Please say how many lines in the records contain the word "text", giving only the number.

_Saved data entries_
▼

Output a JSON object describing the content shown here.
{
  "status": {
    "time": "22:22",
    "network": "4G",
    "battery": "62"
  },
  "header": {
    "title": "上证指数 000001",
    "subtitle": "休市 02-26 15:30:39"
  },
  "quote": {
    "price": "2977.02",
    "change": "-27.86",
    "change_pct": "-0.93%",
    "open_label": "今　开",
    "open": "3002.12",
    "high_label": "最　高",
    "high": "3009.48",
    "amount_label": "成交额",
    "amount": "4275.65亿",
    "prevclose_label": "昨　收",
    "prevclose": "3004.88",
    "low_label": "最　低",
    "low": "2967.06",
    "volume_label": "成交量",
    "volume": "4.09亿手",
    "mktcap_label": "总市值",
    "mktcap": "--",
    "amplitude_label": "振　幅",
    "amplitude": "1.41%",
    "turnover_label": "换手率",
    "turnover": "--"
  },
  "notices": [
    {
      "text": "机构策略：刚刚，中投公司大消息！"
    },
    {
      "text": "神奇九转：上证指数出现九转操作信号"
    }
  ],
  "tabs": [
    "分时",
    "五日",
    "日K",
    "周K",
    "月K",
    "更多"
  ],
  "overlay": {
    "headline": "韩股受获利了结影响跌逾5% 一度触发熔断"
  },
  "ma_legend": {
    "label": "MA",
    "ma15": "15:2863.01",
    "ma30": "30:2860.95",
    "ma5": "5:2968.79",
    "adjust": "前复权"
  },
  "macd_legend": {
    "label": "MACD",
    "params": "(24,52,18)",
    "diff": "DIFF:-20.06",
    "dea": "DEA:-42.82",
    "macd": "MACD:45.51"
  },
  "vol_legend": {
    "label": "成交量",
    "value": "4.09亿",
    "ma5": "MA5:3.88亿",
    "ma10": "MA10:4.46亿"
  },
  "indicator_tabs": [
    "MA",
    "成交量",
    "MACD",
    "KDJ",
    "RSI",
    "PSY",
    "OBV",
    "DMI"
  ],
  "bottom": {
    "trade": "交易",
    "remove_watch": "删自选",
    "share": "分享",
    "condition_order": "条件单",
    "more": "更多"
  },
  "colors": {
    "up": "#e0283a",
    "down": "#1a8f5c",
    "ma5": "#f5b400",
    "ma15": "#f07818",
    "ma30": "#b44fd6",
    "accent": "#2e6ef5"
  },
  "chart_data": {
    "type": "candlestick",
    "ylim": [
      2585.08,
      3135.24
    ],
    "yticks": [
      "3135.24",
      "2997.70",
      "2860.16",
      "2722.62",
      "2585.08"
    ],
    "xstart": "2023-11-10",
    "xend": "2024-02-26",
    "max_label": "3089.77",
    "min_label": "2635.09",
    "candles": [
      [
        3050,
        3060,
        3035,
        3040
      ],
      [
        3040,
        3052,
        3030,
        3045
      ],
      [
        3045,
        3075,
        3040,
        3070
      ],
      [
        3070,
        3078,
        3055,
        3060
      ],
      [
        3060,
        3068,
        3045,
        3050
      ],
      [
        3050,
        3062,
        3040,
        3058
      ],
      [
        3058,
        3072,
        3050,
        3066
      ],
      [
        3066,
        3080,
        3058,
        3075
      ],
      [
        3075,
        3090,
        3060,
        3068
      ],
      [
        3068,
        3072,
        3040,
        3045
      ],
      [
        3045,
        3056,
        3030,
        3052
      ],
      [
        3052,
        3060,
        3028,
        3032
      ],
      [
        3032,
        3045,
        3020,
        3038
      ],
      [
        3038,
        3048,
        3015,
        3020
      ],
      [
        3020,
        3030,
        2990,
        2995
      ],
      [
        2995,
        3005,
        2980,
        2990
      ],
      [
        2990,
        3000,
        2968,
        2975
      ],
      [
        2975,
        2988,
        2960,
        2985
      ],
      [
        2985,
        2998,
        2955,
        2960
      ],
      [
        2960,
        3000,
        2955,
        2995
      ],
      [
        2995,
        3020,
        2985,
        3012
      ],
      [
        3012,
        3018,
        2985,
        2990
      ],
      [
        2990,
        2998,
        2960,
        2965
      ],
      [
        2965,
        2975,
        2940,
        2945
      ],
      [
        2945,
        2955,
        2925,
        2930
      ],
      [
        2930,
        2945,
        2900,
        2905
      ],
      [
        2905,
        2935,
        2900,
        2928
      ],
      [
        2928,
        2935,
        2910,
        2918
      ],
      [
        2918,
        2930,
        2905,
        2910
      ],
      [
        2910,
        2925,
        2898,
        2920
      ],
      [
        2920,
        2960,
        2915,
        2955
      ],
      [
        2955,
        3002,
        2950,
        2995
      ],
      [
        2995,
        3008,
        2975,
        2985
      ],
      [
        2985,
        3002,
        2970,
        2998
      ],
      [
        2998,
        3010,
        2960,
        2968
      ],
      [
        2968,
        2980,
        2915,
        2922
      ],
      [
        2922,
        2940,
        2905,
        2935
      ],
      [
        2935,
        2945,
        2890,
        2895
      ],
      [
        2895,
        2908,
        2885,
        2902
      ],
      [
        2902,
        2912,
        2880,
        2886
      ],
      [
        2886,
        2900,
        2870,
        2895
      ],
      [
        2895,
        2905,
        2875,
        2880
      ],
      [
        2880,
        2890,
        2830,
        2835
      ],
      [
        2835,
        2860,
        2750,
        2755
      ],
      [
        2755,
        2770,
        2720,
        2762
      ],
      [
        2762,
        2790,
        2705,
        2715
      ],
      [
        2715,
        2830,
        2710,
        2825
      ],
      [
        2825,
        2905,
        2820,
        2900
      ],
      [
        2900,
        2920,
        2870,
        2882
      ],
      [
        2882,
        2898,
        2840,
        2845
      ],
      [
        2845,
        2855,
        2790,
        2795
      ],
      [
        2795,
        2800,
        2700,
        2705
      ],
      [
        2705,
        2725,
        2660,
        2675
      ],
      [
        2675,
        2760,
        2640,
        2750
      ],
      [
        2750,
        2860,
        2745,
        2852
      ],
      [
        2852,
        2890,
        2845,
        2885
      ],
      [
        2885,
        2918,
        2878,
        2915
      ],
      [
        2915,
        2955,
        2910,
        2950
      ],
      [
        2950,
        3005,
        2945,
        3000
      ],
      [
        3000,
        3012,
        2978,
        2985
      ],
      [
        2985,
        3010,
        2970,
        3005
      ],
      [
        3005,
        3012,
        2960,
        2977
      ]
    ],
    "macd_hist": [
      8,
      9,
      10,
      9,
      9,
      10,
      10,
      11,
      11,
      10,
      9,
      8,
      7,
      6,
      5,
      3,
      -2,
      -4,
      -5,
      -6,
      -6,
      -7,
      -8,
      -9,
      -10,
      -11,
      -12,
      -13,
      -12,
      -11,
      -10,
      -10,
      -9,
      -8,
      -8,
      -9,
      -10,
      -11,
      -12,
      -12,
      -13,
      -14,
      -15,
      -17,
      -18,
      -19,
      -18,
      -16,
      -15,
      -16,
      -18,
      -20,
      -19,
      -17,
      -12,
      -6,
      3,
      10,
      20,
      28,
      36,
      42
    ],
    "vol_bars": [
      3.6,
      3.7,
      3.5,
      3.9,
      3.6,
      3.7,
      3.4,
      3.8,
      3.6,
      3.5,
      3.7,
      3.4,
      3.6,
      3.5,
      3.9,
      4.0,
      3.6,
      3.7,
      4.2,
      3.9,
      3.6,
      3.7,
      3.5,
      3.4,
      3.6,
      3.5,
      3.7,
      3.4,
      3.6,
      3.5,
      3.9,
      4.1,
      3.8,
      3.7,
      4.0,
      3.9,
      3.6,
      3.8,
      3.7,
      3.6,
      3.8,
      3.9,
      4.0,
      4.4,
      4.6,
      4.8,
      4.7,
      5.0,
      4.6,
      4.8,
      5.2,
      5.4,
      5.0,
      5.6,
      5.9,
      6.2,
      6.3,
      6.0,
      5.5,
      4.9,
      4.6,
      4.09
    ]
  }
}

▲

_ANSWER SPACE_
2